-------- Data provided
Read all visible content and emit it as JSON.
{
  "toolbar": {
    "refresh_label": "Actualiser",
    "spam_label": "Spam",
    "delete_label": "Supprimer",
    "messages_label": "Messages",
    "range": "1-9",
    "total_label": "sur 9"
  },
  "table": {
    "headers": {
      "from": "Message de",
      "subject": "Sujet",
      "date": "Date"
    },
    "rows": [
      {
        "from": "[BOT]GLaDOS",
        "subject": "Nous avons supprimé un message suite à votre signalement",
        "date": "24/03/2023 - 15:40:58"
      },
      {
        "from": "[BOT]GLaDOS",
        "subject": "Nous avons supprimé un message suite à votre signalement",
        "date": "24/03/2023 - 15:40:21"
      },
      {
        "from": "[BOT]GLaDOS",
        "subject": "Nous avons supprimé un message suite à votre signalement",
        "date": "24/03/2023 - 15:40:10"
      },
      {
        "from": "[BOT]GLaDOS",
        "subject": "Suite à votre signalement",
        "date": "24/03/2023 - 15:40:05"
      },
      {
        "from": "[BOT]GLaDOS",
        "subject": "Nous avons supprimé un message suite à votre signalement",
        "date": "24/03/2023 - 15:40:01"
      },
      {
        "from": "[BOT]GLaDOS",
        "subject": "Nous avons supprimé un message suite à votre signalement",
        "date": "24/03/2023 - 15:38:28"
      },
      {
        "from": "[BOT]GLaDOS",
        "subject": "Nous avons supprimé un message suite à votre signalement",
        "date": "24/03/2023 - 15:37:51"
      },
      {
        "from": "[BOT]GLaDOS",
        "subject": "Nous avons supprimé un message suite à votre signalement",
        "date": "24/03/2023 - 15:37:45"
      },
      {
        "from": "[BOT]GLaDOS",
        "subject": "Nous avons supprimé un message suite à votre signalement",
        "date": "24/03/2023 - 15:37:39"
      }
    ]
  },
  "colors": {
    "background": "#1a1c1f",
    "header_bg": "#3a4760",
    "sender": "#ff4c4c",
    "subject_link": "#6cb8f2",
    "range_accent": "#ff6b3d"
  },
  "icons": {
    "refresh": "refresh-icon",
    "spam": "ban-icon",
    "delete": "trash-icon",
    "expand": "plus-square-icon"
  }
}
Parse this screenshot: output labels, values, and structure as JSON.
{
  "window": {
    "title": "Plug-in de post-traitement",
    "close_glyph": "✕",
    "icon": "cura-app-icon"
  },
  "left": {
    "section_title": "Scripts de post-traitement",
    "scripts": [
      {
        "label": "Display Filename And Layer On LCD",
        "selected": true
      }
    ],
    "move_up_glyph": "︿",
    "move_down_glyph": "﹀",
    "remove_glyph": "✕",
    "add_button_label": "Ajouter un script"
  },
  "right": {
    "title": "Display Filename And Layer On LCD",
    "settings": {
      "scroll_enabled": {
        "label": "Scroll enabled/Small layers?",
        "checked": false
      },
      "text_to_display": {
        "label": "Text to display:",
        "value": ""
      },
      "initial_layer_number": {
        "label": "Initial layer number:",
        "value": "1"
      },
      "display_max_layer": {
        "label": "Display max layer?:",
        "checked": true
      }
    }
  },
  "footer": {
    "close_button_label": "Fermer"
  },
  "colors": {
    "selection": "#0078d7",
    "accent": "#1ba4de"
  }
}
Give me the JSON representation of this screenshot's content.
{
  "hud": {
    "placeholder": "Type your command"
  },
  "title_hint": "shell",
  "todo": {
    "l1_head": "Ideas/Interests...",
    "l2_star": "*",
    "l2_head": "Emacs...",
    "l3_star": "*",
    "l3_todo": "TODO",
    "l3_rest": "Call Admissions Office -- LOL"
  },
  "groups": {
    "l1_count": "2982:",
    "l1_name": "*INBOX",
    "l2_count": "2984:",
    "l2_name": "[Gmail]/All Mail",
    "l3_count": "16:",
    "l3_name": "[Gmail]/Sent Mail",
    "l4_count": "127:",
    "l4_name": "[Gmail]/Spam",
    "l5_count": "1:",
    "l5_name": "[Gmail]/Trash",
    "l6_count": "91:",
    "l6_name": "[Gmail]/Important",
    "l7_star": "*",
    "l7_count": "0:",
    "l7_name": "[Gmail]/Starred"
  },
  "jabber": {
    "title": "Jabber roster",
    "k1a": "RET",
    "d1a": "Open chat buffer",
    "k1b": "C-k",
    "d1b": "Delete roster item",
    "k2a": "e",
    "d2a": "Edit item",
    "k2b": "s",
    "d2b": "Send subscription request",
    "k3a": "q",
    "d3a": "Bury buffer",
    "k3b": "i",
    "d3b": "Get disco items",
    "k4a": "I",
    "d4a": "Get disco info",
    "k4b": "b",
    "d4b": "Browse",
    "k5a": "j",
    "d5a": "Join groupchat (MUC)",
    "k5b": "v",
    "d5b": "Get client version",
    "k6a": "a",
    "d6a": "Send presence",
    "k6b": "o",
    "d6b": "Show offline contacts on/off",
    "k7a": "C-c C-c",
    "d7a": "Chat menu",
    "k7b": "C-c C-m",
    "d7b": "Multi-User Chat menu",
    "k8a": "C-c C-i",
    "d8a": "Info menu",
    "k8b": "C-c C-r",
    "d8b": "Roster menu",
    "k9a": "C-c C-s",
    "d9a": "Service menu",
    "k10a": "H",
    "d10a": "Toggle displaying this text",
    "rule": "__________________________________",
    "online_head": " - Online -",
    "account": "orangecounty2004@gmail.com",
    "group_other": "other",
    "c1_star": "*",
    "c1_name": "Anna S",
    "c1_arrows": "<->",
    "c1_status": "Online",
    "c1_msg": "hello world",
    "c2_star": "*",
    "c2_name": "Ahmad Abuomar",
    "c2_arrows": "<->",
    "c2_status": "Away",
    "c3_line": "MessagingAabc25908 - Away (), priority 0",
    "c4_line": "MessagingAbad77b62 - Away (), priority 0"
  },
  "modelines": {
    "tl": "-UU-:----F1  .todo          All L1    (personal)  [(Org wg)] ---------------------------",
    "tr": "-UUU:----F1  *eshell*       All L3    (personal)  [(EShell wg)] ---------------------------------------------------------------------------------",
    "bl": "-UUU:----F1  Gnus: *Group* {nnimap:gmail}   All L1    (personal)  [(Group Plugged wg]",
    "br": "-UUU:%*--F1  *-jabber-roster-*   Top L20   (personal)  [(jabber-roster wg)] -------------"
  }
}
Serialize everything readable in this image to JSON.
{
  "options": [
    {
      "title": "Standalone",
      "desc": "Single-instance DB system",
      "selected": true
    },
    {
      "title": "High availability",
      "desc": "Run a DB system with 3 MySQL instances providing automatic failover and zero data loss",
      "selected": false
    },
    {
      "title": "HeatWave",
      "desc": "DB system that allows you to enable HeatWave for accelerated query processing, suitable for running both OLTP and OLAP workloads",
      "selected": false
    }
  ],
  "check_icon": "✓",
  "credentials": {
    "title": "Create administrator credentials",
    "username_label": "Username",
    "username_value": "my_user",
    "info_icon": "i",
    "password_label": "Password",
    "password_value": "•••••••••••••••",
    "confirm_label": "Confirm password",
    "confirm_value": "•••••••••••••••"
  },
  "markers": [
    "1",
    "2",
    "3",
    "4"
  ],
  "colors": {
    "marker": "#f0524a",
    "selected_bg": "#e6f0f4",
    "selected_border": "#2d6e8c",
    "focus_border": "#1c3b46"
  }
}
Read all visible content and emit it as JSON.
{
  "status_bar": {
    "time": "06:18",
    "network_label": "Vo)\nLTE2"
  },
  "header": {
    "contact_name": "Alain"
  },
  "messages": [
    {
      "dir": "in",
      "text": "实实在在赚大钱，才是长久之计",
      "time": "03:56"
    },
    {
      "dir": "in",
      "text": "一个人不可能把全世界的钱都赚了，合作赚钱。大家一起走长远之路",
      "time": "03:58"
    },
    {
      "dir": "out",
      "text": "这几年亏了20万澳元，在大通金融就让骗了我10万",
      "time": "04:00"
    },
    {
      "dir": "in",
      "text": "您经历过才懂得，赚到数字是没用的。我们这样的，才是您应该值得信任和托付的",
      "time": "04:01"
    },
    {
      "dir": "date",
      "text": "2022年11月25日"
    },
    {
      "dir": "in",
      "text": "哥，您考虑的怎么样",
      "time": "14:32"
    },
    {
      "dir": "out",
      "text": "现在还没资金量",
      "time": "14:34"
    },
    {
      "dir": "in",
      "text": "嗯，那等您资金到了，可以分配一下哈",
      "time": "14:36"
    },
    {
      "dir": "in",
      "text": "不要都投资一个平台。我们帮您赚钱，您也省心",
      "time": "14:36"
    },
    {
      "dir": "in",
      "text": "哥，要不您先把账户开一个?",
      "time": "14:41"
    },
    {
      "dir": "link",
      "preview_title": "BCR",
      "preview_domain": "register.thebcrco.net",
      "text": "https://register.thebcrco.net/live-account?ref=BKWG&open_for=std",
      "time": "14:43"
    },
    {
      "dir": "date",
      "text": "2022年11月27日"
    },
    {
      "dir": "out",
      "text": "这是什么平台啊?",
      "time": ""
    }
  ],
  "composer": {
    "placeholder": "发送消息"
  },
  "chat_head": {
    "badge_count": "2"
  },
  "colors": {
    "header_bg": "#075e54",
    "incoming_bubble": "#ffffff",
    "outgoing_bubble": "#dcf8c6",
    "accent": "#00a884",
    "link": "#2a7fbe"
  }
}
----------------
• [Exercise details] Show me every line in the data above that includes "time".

• [Task response]
    "time": "06:18",
      "time": "03:56"
      "time": "03:58"
      "time": "04:00"
      "time": "04:01"
      "time": "14:32"
      "time": "14:34"
      "time": "14:36"
      "time": "14:36"
      "time": "14:41"
      "time": "14:43"
      "time": ""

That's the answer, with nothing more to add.